Goodyear unveiled its newest generation of all- weather tyres, the Vector 5 and the Eagle Vector (EV-2) in Luxembourg at the end of August. The new tyres deliver superior safety on dry and wet roads all-year round as well as in snowy or icy conditions. The highlight of the new SmartTRED technology featured in these innovative products is that different areas of the tyre’s profile, each with distinct properties, come into play, depending on the conditions of the road. The Vector 5 and Eagle Vector (EV-2) will appeal particularly to drivers who usually drive in urban areas or on the flat and who want optimum safety even in adverse weather conditions. They need a tyre that is an excellent all-round performer in the moderate and temperate driving conditions they encounter for 90% of the time they use their car. However they want added safety and peace of mind in heavy rain and when temperatures drop towards freezing or even on snow and ice. Another interesting feature of the new tyres for the cost-conscious driver is that the mileage of these latest all-weather tyres has increased by around 15 percent over previous models. The central profile blocks of the Vector contain a substantial number of 3D-BIS blades – fine incisions in the rubber, whose edges “bite” into the surface of the road in so-called “low friction” conditions. This creates a significant increase in traction and grip on wet roads as well as on snow and ice. The new Vector 5 is immediately available in 21 versions ranging from 155/70R13 to 195/50R15 with a T speed rating (up to 190 km/h). The high performance version Eagle Vector EV-2 will be available in 13 sizes ranging from 185/65R14 H (210 km/h) to 205/55R16 V (240 km/h).

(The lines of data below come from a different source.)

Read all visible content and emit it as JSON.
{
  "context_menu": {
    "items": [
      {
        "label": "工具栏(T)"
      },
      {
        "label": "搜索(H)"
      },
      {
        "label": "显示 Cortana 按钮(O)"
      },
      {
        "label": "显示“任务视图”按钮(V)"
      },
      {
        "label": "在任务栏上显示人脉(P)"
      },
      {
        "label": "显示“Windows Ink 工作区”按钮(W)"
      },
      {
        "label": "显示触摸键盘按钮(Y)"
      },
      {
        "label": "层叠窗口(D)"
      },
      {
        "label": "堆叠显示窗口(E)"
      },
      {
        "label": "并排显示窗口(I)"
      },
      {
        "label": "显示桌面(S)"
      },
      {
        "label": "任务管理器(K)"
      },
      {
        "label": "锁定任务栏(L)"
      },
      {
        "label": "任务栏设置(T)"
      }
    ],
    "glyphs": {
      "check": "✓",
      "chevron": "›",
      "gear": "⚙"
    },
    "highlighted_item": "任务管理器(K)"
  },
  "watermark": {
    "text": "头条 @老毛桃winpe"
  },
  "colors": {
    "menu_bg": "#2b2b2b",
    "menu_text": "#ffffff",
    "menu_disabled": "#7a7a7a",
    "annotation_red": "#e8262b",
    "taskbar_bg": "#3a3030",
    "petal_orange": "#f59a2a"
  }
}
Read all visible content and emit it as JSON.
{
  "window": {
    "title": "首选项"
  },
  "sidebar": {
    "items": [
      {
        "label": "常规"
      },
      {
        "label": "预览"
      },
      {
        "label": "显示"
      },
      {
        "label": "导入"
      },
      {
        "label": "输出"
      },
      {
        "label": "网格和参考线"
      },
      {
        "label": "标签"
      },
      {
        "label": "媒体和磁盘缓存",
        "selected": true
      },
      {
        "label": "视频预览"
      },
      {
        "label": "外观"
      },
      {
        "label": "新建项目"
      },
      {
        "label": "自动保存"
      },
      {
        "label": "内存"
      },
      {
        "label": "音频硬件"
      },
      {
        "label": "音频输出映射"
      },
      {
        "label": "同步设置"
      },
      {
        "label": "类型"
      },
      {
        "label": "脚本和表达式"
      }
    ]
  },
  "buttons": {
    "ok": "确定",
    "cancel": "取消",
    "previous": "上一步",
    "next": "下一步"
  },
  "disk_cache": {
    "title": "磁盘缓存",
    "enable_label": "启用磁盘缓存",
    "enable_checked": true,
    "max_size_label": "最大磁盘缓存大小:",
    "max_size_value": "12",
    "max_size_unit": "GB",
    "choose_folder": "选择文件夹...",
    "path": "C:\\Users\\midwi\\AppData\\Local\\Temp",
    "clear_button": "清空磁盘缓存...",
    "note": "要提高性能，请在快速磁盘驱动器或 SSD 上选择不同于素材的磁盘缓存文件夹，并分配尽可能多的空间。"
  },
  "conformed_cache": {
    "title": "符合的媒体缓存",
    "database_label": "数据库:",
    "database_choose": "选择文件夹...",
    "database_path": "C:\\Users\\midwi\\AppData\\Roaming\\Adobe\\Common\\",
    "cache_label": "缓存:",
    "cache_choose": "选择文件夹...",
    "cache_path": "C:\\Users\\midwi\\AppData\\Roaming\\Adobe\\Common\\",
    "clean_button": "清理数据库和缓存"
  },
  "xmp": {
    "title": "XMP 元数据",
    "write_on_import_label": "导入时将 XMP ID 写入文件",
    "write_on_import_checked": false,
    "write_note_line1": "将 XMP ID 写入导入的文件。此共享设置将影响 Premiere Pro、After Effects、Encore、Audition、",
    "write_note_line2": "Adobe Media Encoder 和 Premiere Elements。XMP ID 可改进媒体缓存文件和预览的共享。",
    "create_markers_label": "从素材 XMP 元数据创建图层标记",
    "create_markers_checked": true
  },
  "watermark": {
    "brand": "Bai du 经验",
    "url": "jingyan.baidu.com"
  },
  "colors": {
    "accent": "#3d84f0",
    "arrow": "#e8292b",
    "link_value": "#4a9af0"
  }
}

Vergölst’s truck tyre service had a very successful run in 1999. More than 14,000 trucks and coaches/buses were fixed on motorways and highways by Vergölst’s puncture service in 1998 – equivalent to 38 calls-out per day –, a figure far exceeded in 1999. This Vergölst round-the-clock truck tyre puncture service has been available seven days a week (including holidays) since 1987. So far the breakdown service has operated from the various service centres, but for the last two years or so the company has increasingly used “servicemobiles” which work independently and are responsible only for trucks, thereby providing even faster help in each individual breakdown. The servicemobiles not only help with truck tyre punctures on the road. They service customers’ vehicles wherever they are – tractor units or trailers – either at the customer’s own premises, in a motorway service area, or while loading, unloading or being repaired at a truck workshop. The mobile truck tyre service is continually being enlarged above the current 50 servicemobiles. The target is mobile service coverage at traffic junctions and at centres of commerce. In sea ports such as Bremen/Bremerhaven, Cuxhaven, Hamburg, Kiel, Lübeck-Travemünde, Rostock (being developed) and Sassnitz/Stralsund the mobile port service has been in operation for several years, making the tyres of trailers safe before they start out on their journey along German roads.